History of the Olivenhain Municipal Water District • Olivenhain Municipal Water District (OMWD) was incorporated on April 9, 1959, to develop an adequate water supply for landowners and residents.
The Legacy of the Land • The land now served by OMWD was once home to three Native American cultures: the San Dieguito, La Jollan and Diegueño. Each tribe existed during a different time and was distinctly different from the others.In the early 1800s, the area now defined as Olivenhain was part of the territory of Mexico. In 1842, the government of Mexico granted Rancho Los Encinitos to Andreas Ybarra who built an adobe house, the remains of which still stand near Stagecoach Park in Carlsbad.On a tract of land called Rancho Las Encinitas, 25 families started the colony of Olivenhain in 1884. This small party of 67 German settlers began the community that is OMWD's namesake. • The gradual decline of farming activity during the 1950s and the importation of water to Southern California slowly transformed the Olivenhain area into a residential community.
Olivenhain Municipal Water District Strategic Plan – 2010 Update • Historically, the District has not had a comprehensive strategic plan. Rather, we had a Mission Statement and Goals that were updated every few years • In 1996 the District first established its Mission Statement and Goals. In 2002 the Mission Statement was updated and the goals were revised.
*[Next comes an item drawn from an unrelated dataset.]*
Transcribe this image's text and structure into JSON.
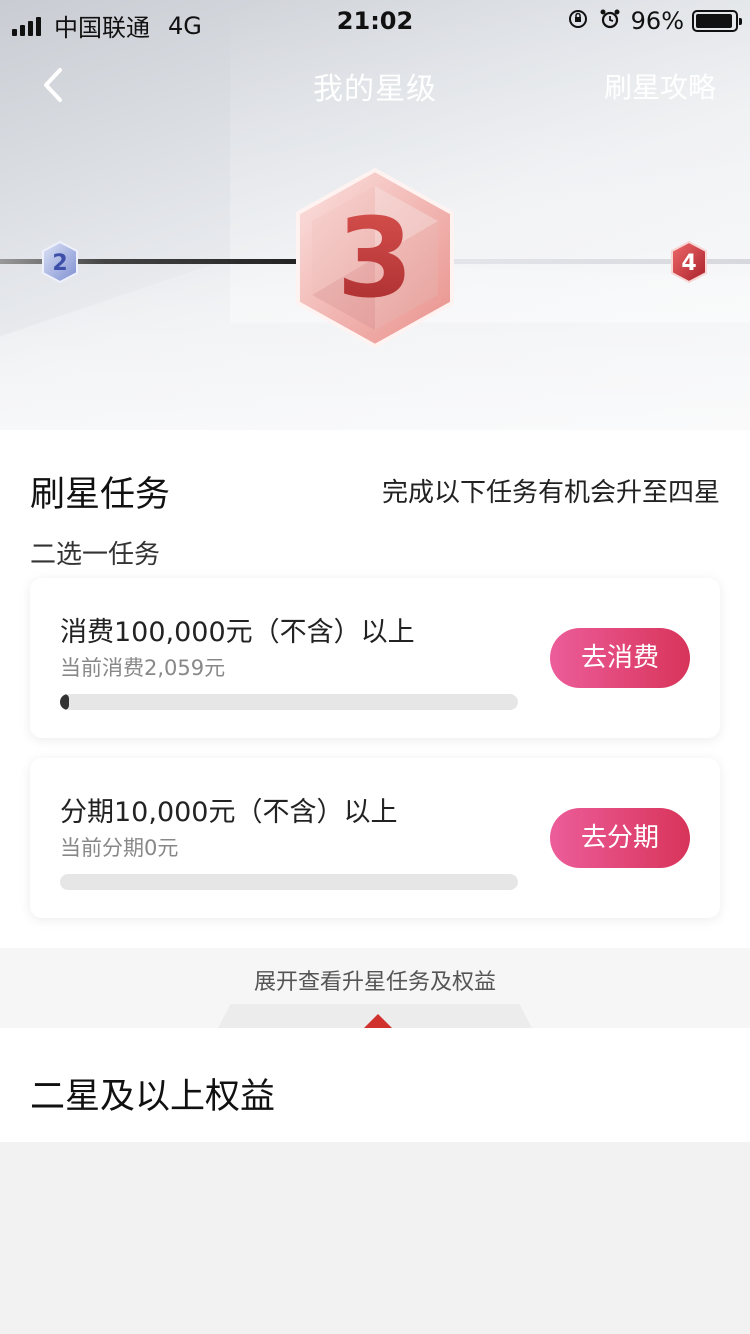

The District also began creating annual objectives in 2002 that have aided the District in achieving its goals and upholding its mission statement • Staff has incorporated requested updates to the District’s Mission Statement and Goals as directed by Board earlier this year which are reflected in the attached documents.
References www.colony of olivenhain
That’s all folks The Germania Hotel